Juventus rolled to a sixth consecutive league win last weekend in a dominant display in the 194th Derby della Mole, comfortably defeating crosstown rivals Torino 4-0. The Bianconeri improved to 74 league wins in this fabled clash, and have only lost once to the Granata since 1995.
Despite Juve’s well-established supremacy in this meeting, the home side was prepared for war. Torino entered the J Stadium on Saturday undefeated in the league and looked to continue that streak, with hopes that talisman Andrea Belotti would ignite his rather tepid start to the season with a pair of goals. But when the whistle blew, ‘Il Gallo’ remained on three goals to his name, sitting tied for eighth with teammate Adem Ljajic in this year’s Capocannoniere race. On the other end of the field, Juve displayed a tactically sound and energetic performance. Giorgio Chiellini kept Italian compatriot Belotti in his back pocket all match, while the Bosnian ‘maestro’ Miralem Panic put in arguably his best shift in pinstripes to date, posting a delightful goal, two assists, and four key passes with a 96% passing accuracy. But it was once again Juve’s shining star Paulo Dybala who spearheaded his side to victory with grace and swagger.
Dybala continued his white-hot goalscoring form, adding two more to his tally, alongside four key passes and ten shots. It’s almost as if the #10 shirt has finally found a home on the back of the Argentine, its wearer being imbued with the mystical powers of his famed predecessors.
Upon being handed the #10 this summer, Dybala described how he gained “…an even stronger commitment inside of me to bring my team to victory in every game, in every competition and for every trophy.” The young man is doing just that.
The heritage, prestige, and iconography of the #10 shirt at Juventus is nothing short of legendary.
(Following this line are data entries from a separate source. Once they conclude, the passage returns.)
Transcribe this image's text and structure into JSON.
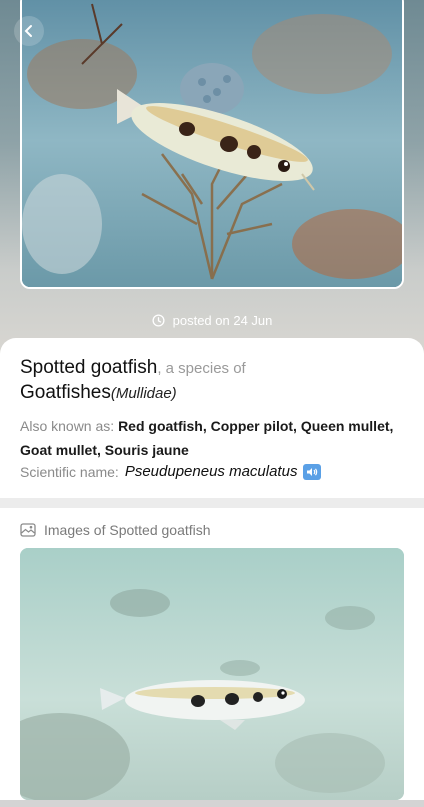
{
  "post": {
    "posted_text": "posted on 24 Jun"
  },
  "species": {
    "common_name": "Spotted goatfish",
    "species_of_text": ", a species of",
    "family_name": "Goatfishes",
    "family_latin": "(Mullidae)",
    "aka_label": "Also known as: ",
    "aka_names": "Red goatfish, Copper pilot, Queen mullet, Goat mullet, Souris jaune",
    "sci_label": "Scientific name: ",
    "sci_name": "Pseudupeneus maculatus"
  },
  "images_section": {
    "title": "Images of Spotted goatfish"
  },
  "icons": {
    "back": "chevron-left-icon",
    "clock": "clock-icon",
    "speaker": "speaker-icon",
    "gallery": "gallery-icon"
  },
  "colors": {
    "accent_speaker": "#5aa0e6"
  }
}
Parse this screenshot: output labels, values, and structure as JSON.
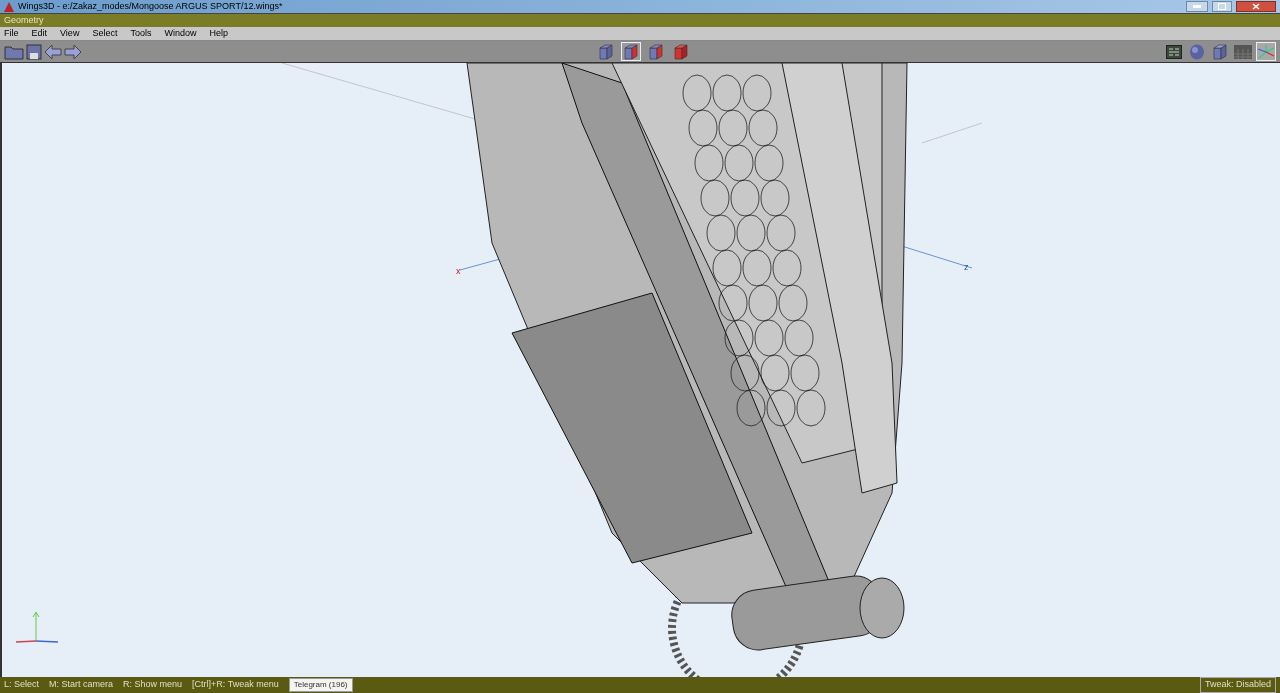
{
  "window": {
    "title": "Wings3D - e:/Zakaz_modes/Mongoose ARGUS SPORT/12.wings*"
  },
  "panel": {
    "title": "Geometry"
  },
  "menu": [
    "File",
    "Edit",
    "View",
    "Select",
    "Tools",
    "Window",
    "Help"
  ],
  "selection_modes": [
    {
      "kind": "vertex",
      "selected": false
    },
    {
      "kind": "edge",
      "selected": true
    },
    {
      "kind": "face",
      "selected": false
    },
    {
      "kind": "body",
      "selected": false
    }
  ],
  "view_modes": [
    {
      "kind": "grid",
      "selected": false
    },
    {
      "kind": "smooth",
      "selected": false
    },
    {
      "kind": "wire",
      "selected": false
    },
    {
      "kind": "ground",
      "selected": false
    },
    {
      "kind": "axes",
      "selected": true
    }
  ],
  "viewport": {
    "axis_labels": [
      {
        "kind": "x",
        "text": "x"
      },
      {
        "kind": "z",
        "text": "z"
      }
    ]
  },
  "status_bar": {
    "hints": [
      "L: Select",
      "M: Start camera",
      "R: Show menu",
      "[Ctrl]+R: Tweak menu"
    ],
    "telegram": "Telegram (196)",
    "tweak": "Tweak: Disabled"
  }
}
Worn by Omar Sívori, Michel Platini, Roberto Baggio, and Alessandro Del Piero, the #10 demands more than just goalscoring and chance creation, but also the emotional and spiritual responsibilities of leadership, bravery, and inspiration to teammates and supporters alike. In other words, it was duty of the #10 to ensure that children would grow up dreaming of sporting that venerable shirt one day for the club.
With a staggering ten goals in just six outings, Juve’s star man is now one goal shy of last year’s tally with a whopping thirty matches left in the season. Juve boss Massimiliano Allegri has taken to re-shifting the side to accommodate the strengths of Dybala. The relocation of Mario Mandzukic into the center forward role allows for Dybala to operate in the hole, where he has a penchant to curl one in on his favored left peg, his trademark finish. Gonzalo Higuain, Juve’s highest scorer last year, has had a sluggish start to the season, which is enough to warrant his removal from the starting XI. However, his benching on Saturday in favor of Mandzukic, a target man with a tireless work-rate, tells us that Allegri may view Dybala as the team’s principal attacking threat, and is willing to bench one of the world’s top strikers to get the most out of his #10.
Allegri, who, in the past, has dabbled with slotting the Argentine wide right or centrally as a second striker, has now given him the green light to play as a trequartista, an imaginative, technical, advanced playmaker with considerable tactical freedom to roam into the half and wide spaces. So far, the youngster has flourished in this role, and is expected to continue to do so on Juve’s quest for their seventh consecutive Scudetto.
Perhaps the most magical aspect of Dybala sporting the #10 is the fact that he appears to be cut from the very same cloth of his predecessors. With the flair of Sívori, the grace of Platini, the technical skills of Baggio, and the soul of Del Piero, Dybala is a time capsule of sorts, possessing all of the special qualities of the legends that have come to define the #10 at Juve.
Through Paulo Dybala, the world is gifted a glimpse into the past, the present, and the future of ‘La Vecchia Signora’.